One of them came in the final stage of the Tour Qualifying Tournament in 2015. There, Thompson shot 78 in the final round, 43 on the back nine, though had he birdied the 18th hole he would have earned a full exemption.

“That was a heartbreaker,” his teacher Greg LaBelle, a Butch Harmon protege, said. “The next year he missed the finals. So it was one of those times maybe he’s thinking, ‘didn’t get there last year, had a golden opportunity and failed. This year was not a good run, so what am I going to do?’ I don’t think we ever had that talk, but it came to mind wondering if that was what he was thinking.

“I’m glad he didn’t,” LaBelle continued. “I still saw a fantastic player. He was playing so good the whole year, It was right there with nine to play and he tripped coming in. The last few years he missed by a shot here, one putt here and there, and it came down to getting on a roll and momentum. And I think he finally believes that he belongs. It comes from confidence breeding confidence.”

Thompson, incidentally, is revered in Lawrence (“there’s nobody more loved there,” LaBelle said), and his ascension to the PGA Tour led the Lawrence Journal-World sports page on Monday. Though nice guys sometimes do finish last, or at least down the leader board, they don’t always stay there. “In terms of perseverance, he exemplifies what he preaches to his kids,” LaBelle said. “That’s such a cool thing to watch.”

Though time is never an ally for professional golfers in their 40s, neither does it have to be an obstacle. LaBelle has reminded him of the success former PGA Tour player Michael Allen enjoyed later in his career. His breakthrough came at 45, and the bulk of his $6.3 million in earnings came over the next five years before going on to an even more lucrative PGA Tour Champions career that included eight victories.

“I always remind [Thompson] that if you’re healthy and still hitting it long enough, and he does, and can still get it around, you can still have a fantastic career the last seven years until you’re 50,” LaBelle said. “And why not? Obviously you’re not going to win a 100-meter dash against these guys, but golf doesn’t require running to get to your golf ball.”

Maybe not, but a leisurely pace is not in his immediate future. Thompson has the Tour playoffs on his schedule the next four weeks, followed by a week off before his initial PGA Tour season begins Oct. 4 in the Safeway Classic in Napa, Calif.
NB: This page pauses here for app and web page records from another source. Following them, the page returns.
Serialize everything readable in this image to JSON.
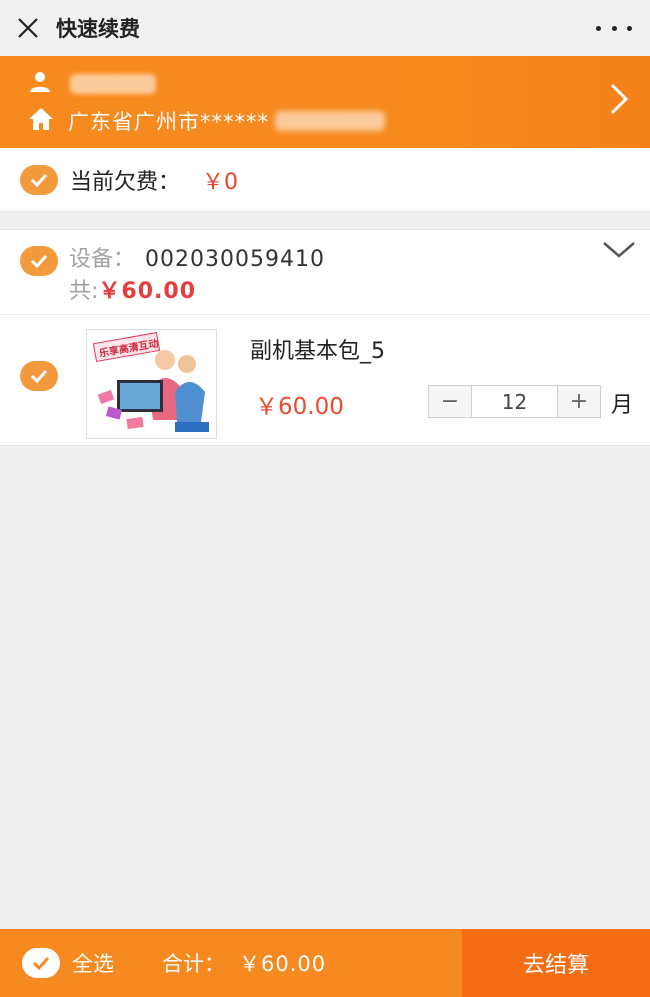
{
  "nav": {
    "title": "快速续费"
  },
  "user": {
    "address": "广东省广州市******"
  },
  "debt": {
    "label": "当前欠费：",
    "value": "￥0"
  },
  "device": {
    "label": "设备：",
    "id": "002030059410",
    "total_label": "共:",
    "total": "￥60.00"
  },
  "product": {
    "name": "副机基本包_5",
    "price": "￥60.00",
    "quantity": "12",
    "unit": "月",
    "minus": "−",
    "plus": "+",
    "image_text": "乐享高清互动"
  },
  "footer": {
    "select_all": "全选",
    "total_label": "合计：",
    "total": "￥60.00",
    "checkout": "去结算"
  },
  "colors": {
    "accent": "#f68a20",
    "checkout": "#f46d12",
    "price_red": "#e8442d"
  }
}
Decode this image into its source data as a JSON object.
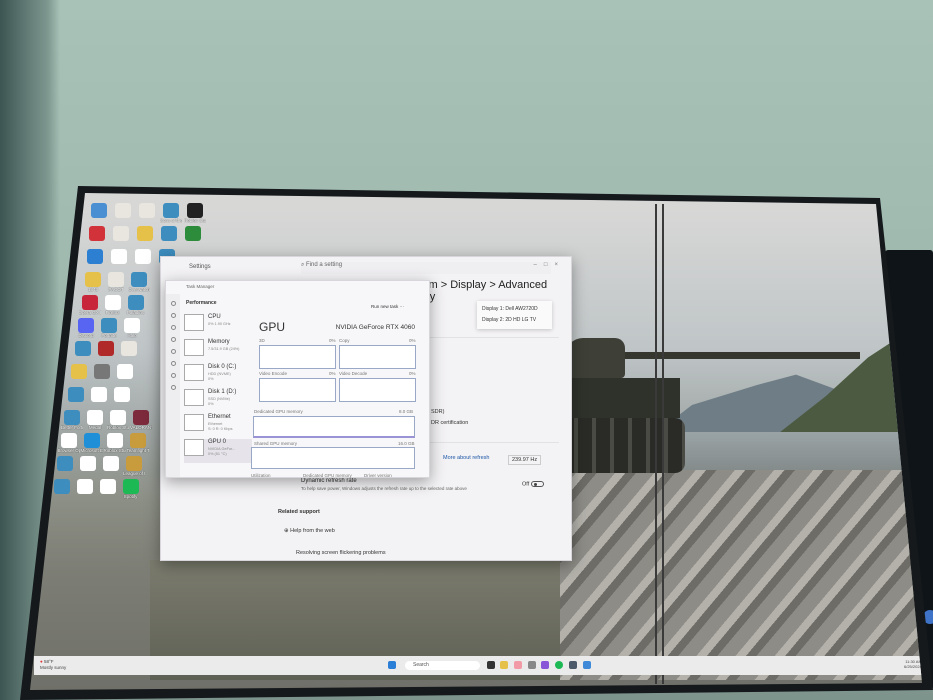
{
  "desktop": {
    "icons": [
      {
        "label": "",
        "color": "#4a8fd1"
      },
      {
        "label": "",
        "color": "#e9e6df"
      },
      {
        "label": "",
        "color": "#e9e6df"
      },
      {
        "label": "Sons of the Forest",
        "color": "#3d8dbf"
      },
      {
        "label": "Roblox Studio",
        "color": "#222"
      },
      {
        "label": "",
        "color": "#d2333a"
      },
      {
        "label": "",
        "color": "#e9e6df"
      },
      {
        "label": "",
        "color": "#e6c14a"
      },
      {
        "label": "",
        "color": "#3d8dbf"
      },
      {
        "label": "",
        "color": "#2c8c3b"
      },
      {
        "label": "",
        "color": "#2c7fd1"
      },
      {
        "label": "",
        "color": "#fff"
      },
      {
        "label": "",
        "color": "#fff"
      },
      {
        "label": "",
        "color": "#3d8dbf"
      },
      {
        "label": "1843",
        "color": "#e6c14a"
      },
      {
        "label": "PACOT",
        "color": "#e9e6df"
      },
      {
        "label": "Overwatch",
        "color": "#3d8dbf"
      },
      {
        "label": "Opera GX Browser",
        "color": "#c8263b"
      },
      {
        "label": "Firefox",
        "color": "#fff"
      },
      {
        "label": "Paladins",
        "color": "#3d8dbf"
      },
      {
        "label": "Discord",
        "color": "#5865f2"
      },
      {
        "label": "Fortnite",
        "color": "#3d8dbf"
      },
      {
        "label": "Halo",
        "color": "#fff"
      },
      {
        "label": "",
        "color": "#3d8dbf"
      },
      {
        "label": "",
        "color": "#b02a2a"
      },
      {
        "label": "",
        "color": "#e9e6df"
      },
      {
        "label": "",
        "color": "#e6c14a"
      },
      {
        "label": "",
        "color": "#777"
      },
      {
        "label": "",
        "color": "#fff"
      },
      {
        "label": "",
        "color": "#3d8dbf"
      },
      {
        "label": "",
        "color": "#fff"
      },
      {
        "label": "",
        "color": "#fff"
      },
      {
        "label": "Better Fortress",
        "color": "#3d8dbf"
      },
      {
        "label": "Medal",
        "color": "#fff"
      },
      {
        "label": "Roblox Studio",
        "color": "#fff"
      },
      {
        "label": "VALORANT",
        "color": "#7c2a3c"
      },
      {
        "label": "Browser Opera",
        "color": "#fff"
      },
      {
        "label": "Microsoft Edge",
        "color": "#1f8fd8"
      },
      {
        "label": "Roblox Studio",
        "color": "#fff"
      },
      {
        "label": "Teamfight Tactics",
        "color": "#c89b3c"
      },
      {
        "label": "",
        "color": "#3d8dbf"
      },
      {
        "label": "",
        "color": "#fff"
      },
      {
        "label": "",
        "color": "#fff"
      },
      {
        "label": "League of Legends",
        "color": "#c89b3c"
      },
      {
        "label": "",
        "color": "#3d8dbf"
      },
      {
        "label": "",
        "color": "#fff"
      },
      {
        "label": "",
        "color": "#fff"
      },
      {
        "label": "Spotify",
        "color": "#1db954"
      }
    ]
  },
  "settings": {
    "title": "Settings",
    "search_placeholder": "Find a setting",
    "heading": "System > Display > Advanced display",
    "display_options": [
      "Display 1: Dell AW2720D",
      "Display 2: 2D HD LG TV"
    ],
    "sdr": "SDR)",
    "hdr_cert": "DR certification",
    "more_refresh": "More about refresh",
    "refresh_rate": "239.97 Hz",
    "dynamic_title": "Dynamic refresh rate",
    "dynamic_desc": "To help save power, Windows adjusts the refresh rate up to the selected rate above",
    "dynamic_state": "Off",
    "related": "Related support",
    "help_web": "Help from the web",
    "flicker": "Resolving screen flickering problems"
  },
  "taskmgr": {
    "title": "Task Manager",
    "section": "Performance",
    "run_task": "Run new task",
    "resources": [
      {
        "name": "CPU",
        "sub": "0% 1.90 GHz"
      },
      {
        "name": "Memory",
        "sub": "7.5/31.9 GB (24%)"
      },
      {
        "name": "Disk 0 (C:)",
        "sub": "HDD (NVME)\n0%"
      },
      {
        "name": "Disk 1 (D:)",
        "sub": "SSD (NVMe)\n0%"
      },
      {
        "name": "Ethernet",
        "sub": "Ethernet\nS: 0 R: 0 Kbps"
      },
      {
        "name": "GPU 0",
        "sub": "NVIDIA GeFor...\n0% (51 °C)"
      }
    ],
    "gpu_title": "GPU",
    "gpu_name": "NVIDIA GeForce RTX 4060",
    "graphs": [
      {
        "label": "3D",
        "pct": "0%"
      },
      {
        "label": "Copy",
        "pct": "0%"
      },
      {
        "label": "Video Encode",
        "pct": "0%"
      },
      {
        "label": "Video Decode",
        "pct": "0%"
      }
    ],
    "dedicated_label": "Dedicated GPU memory",
    "dedicated_max": "8.0 GB",
    "shared_label": "Shared GPU memory",
    "shared_max": "16.0 GB",
    "footer_util": "Utilization",
    "footer_ded": "Dedicated GPU memory",
    "footer_driver": "Driver version"
  },
  "taskbar": {
    "weather_temp": "58°F",
    "weather_desc": "Mostly sunny",
    "search": "Search",
    "time": "11:30 AM",
    "date": "6/25/2024"
  }
}
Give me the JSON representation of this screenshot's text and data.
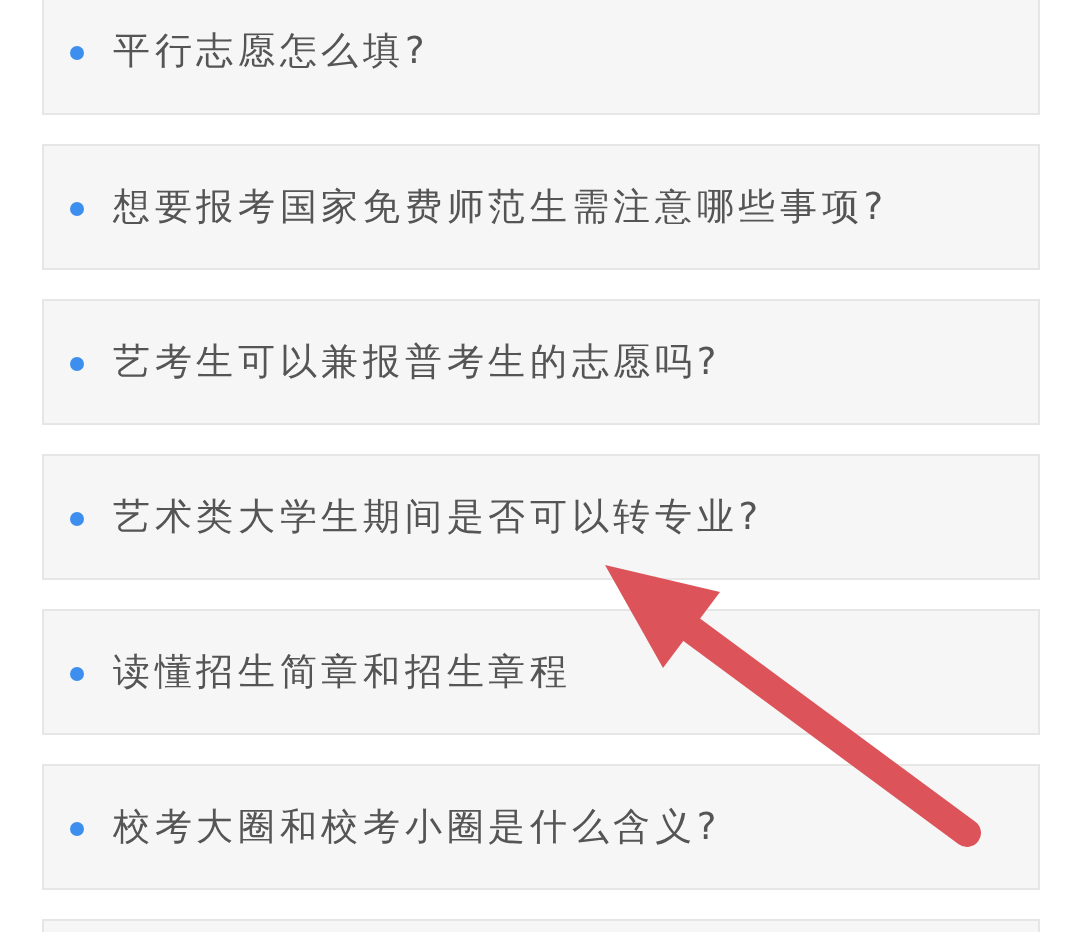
{
  "questions": [
    {
      "kind": "question",
      "text": "平行志愿怎么填?"
    },
    {
      "kind": "question",
      "text": "想要报考国家免费师范生需注意哪些事项?"
    },
    {
      "kind": "question",
      "text": "艺考生可以兼报普考生的志愿吗?"
    },
    {
      "kind": "question",
      "text": "艺术类大学生期间是否可以转专业?"
    },
    {
      "kind": "question",
      "text": "读懂招生简章和招生章程"
    },
    {
      "kind": "question",
      "text": "校考大圈和校考小圈是什么含义?"
    },
    {
      "kind": "cut_off"
    }
  ],
  "annotations": [
    {
      "kind": "arrow"
    }
  ]
}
“It’s a quick turnaround,” he said. “But it’s an opportunity I’ve been waiting for for 17, 18 years. There’s no time for fatigue or excuses.”